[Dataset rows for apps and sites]
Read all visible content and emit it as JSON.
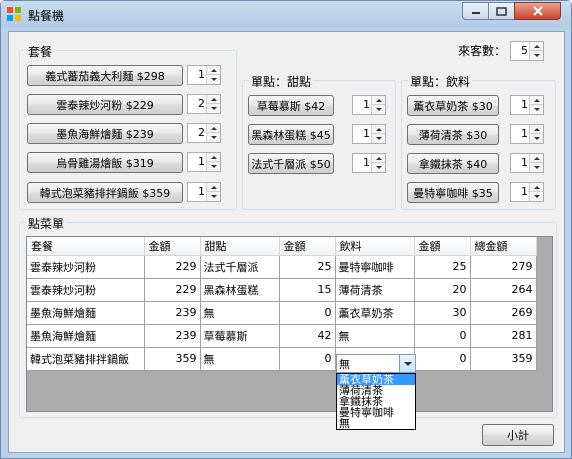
{
  "window": {
    "title": "點餐機"
  },
  "guests": {
    "label": "來客數：",
    "value": "5"
  },
  "sets": {
    "label": "套餐",
    "items": [
      {
        "label": "義式蕃茄義大利麵 $298",
        "qty": "1"
      },
      {
        "label": "雲泰辣炒河粉 $229",
        "qty": "2"
      },
      {
        "label": "墨魚海鮮燴麵 $239",
        "qty": "2"
      },
      {
        "label": "烏骨雞湯燴飯 $319",
        "qty": "1"
      },
      {
        "label": "韓式泡菜豬排拌鍋飯 $359",
        "qty": "1"
      }
    ]
  },
  "desserts": {
    "label": "單點：甜點",
    "items": [
      {
        "label": "草莓慕斯 $42",
        "qty": "1"
      },
      {
        "label": "黑森林蛋糕 $45",
        "qty": "1"
      },
      {
        "label": "法式千層派 $50",
        "qty": "1"
      }
    ]
  },
  "drinks": {
    "label": "單點：飲料",
    "items": [
      {
        "label": "薰衣草奶茶 $30",
        "qty": "1"
      },
      {
        "label": "薄荷清茶 $30",
        "qty": "1"
      },
      {
        "label": "拿鐵抹茶 $40",
        "qty": "1"
      },
      {
        "label": "曼特寧咖啡 $35",
        "qty": "1"
      }
    ]
  },
  "orders": {
    "label": "點菜單",
    "columns": [
      "套餐",
      "金額",
      "甜點",
      "金額",
      "飲料",
      "金額",
      "總金額"
    ],
    "rows": [
      [
        "雲泰辣炒河粉",
        "229",
        "法式千層派",
        "25",
        "曼特寧咖啡",
        "25",
        "279"
      ],
      [
        "雲泰辣炒河粉",
        "229",
        "黑森林蛋糕",
        "15",
        "薄荷清茶",
        "20",
        "264"
      ],
      [
        "墨魚海鮮燴麵",
        "239",
        "無",
        "0",
        "薰衣草奶茶",
        "30",
        "269"
      ],
      [
        "墨魚海鮮燴麵",
        "239",
        "草莓慕斯",
        "42",
        "無",
        "0",
        "281"
      ],
      [
        "韓式泡菜豬排拌鍋飯",
        "359",
        "無",
        "0",
        "",
        "0",
        "359"
      ]
    ]
  },
  "drink_combo": {
    "value": "無",
    "options": [
      "薰衣草奶茶",
      "薄荷清茶",
      "拿鐵抹茶",
      "曼特寧咖啡",
      "無"
    ],
    "selected_index": 0
  },
  "subtotal": {
    "label": "小計"
  },
  "icons": [
    "app-icon",
    "minimize-icon",
    "maximize-icon",
    "close-icon",
    "chevron-up-icon",
    "chevron-down-icon"
  ]
}
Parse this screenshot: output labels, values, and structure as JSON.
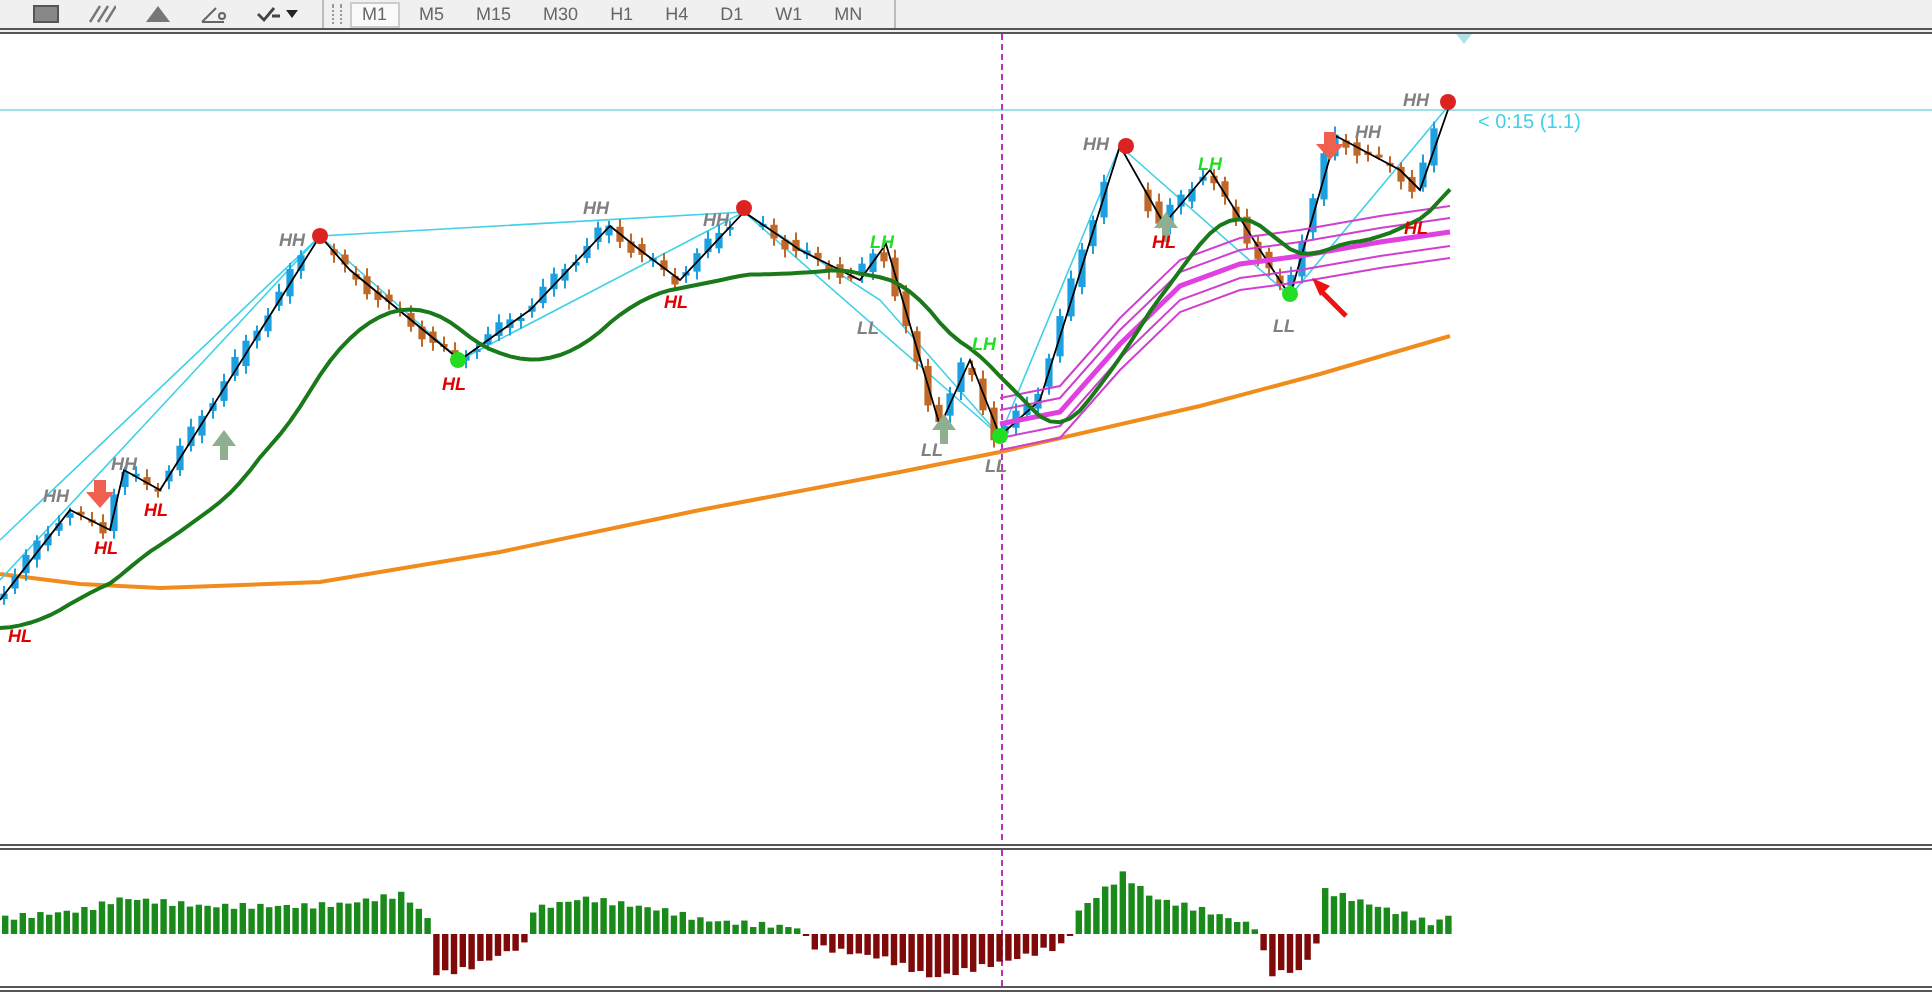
{
  "toolbar": {
    "timeframes": [
      {
        "label": "M1",
        "selected": true
      },
      {
        "label": "M5",
        "selected": false
      },
      {
        "label": "M15",
        "selected": false
      },
      {
        "label": "M30",
        "selected": false
      },
      {
        "label": "H1",
        "selected": false
      },
      {
        "label": "H4",
        "selected": false
      },
      {
        "label": "D1",
        "selected": false
      },
      {
        "label": "W1",
        "selected": false
      },
      {
        "label": "MN",
        "selected": false
      }
    ]
  },
  "chart": {
    "countdown": "< 0:15 (1.1)",
    "pattern_labels": [
      {
        "text": "HL",
        "color": "#e00000"
      },
      {
        "text": "HH",
        "color": "#808080"
      },
      {
        "text": "HL",
        "color": "#e00000"
      },
      {
        "text": "HH",
        "color": "#808080"
      },
      {
        "text": "HL",
        "color": "#e00000"
      },
      {
        "text": "HH",
        "color": "#808080"
      },
      {
        "text": "HL",
        "color": "#e00000"
      },
      {
        "text": "HH",
        "color": "#808080"
      },
      {
        "text": "HL",
        "color": "#e00000"
      },
      {
        "text": "HH",
        "color": "#808080"
      },
      {
        "text": "LH",
        "color": "#22dd22"
      },
      {
        "text": "LL",
        "color": "#808080"
      },
      {
        "text": "LH",
        "color": "#22dd22"
      },
      {
        "text": "LL",
        "color": "#808080"
      },
      {
        "text": "LL",
        "color": "#808080"
      },
      {
        "text": "HH",
        "color": "#808080"
      },
      {
        "text": "HL",
        "color": "#e00000"
      },
      {
        "text": "LH",
        "color": "#22dd22"
      },
      {
        "text": "LL",
        "color": "#808080"
      },
      {
        "text": "HH",
        "color": "#808080"
      },
      {
        "text": "HL",
        "color": "#e00000"
      },
      {
        "text": "HH",
        "color": "#808080"
      }
    ]
  }
}
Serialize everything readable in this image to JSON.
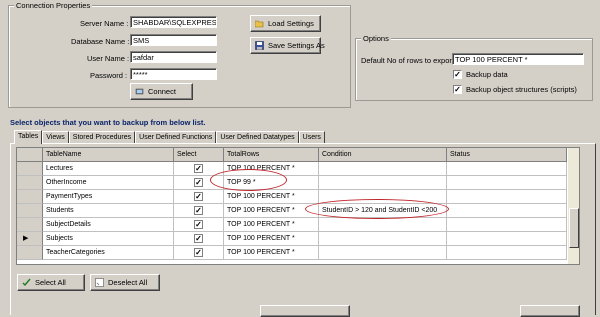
{
  "connection": {
    "title": "Connection Properties",
    "server_label": "Server Name :",
    "server_value": "SHABDAR\\SQLEXPRESS",
    "database_label": "Database Name :",
    "database_value": "SMS",
    "user_label": "User Name :",
    "user_value": "safdar",
    "password_label": "Password :",
    "password_value": "*****",
    "load_button": "Load Settings",
    "save_button": "Save Settings As",
    "connect_button": "Connect"
  },
  "options": {
    "title": "Options",
    "rows_label": "Default No of rows to export :",
    "rows_value": "TOP 100 PERCENT *",
    "backup_data_label": "Backup data",
    "backup_data_checked": true,
    "backup_structures_label": "Backup object structures (scripts)",
    "backup_structures_checked": true
  },
  "instruction": "Select objects that you want to backup from below list.",
  "tabs": [
    "Tables",
    "Views",
    "Stored Procedures",
    "User Defined Functions",
    "User Defined Datatypes",
    "Users"
  ],
  "active_tab": "Tables",
  "grid": {
    "columns": [
      "TableName",
      "Select",
      "TotalRows",
      "Condition",
      "Status"
    ],
    "rows": [
      {
        "name": "Lectures",
        "selected": true,
        "total_rows": "TOP 100 PERCENT *",
        "condition": "",
        "status": "",
        "current": false
      },
      {
        "name": "OtherIncome",
        "selected": true,
        "total_rows": "TOP  99  *",
        "condition": "",
        "status": "",
        "current": false
      },
      {
        "name": "PaymentTypes",
        "selected": true,
        "total_rows": "TOP 100 PERCENT *",
        "condition": "",
        "status": "",
        "current": false
      },
      {
        "name": "Students",
        "selected": true,
        "total_rows": "TOP 100 PERCENT *",
        "condition": "StudentID > 120 and StudentID <200",
        "status": "",
        "current": false
      },
      {
        "name": "SubjectDetails",
        "selected": true,
        "total_rows": "TOP 100 PERCENT *",
        "condition": "",
        "status": "",
        "current": false
      },
      {
        "name": "Subjects",
        "selected": true,
        "total_rows": "TOP 100 PERCENT *",
        "condition": "",
        "status": "",
        "current": true
      },
      {
        "name": "TeacherCategories",
        "selected": true,
        "total_rows": "TOP 100 PERCENT *",
        "condition": "",
        "status": "",
        "current": false
      }
    ]
  },
  "select_all_button": "Select All",
  "deselect_all_button": "Deselect All",
  "colors": {
    "window_bg": "#d4d0c8",
    "instruction_text": "#0a246a",
    "annotation_ellipse": "#c0262b",
    "check_green": "#1f7a1f"
  }
}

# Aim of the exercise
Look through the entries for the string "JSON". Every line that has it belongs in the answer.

# Worked solution
Read all visible content and emit it as JSON.
Parse this screenshot: output labels, values, and structure as JSON.
Serialize everything readable in this image to JSON.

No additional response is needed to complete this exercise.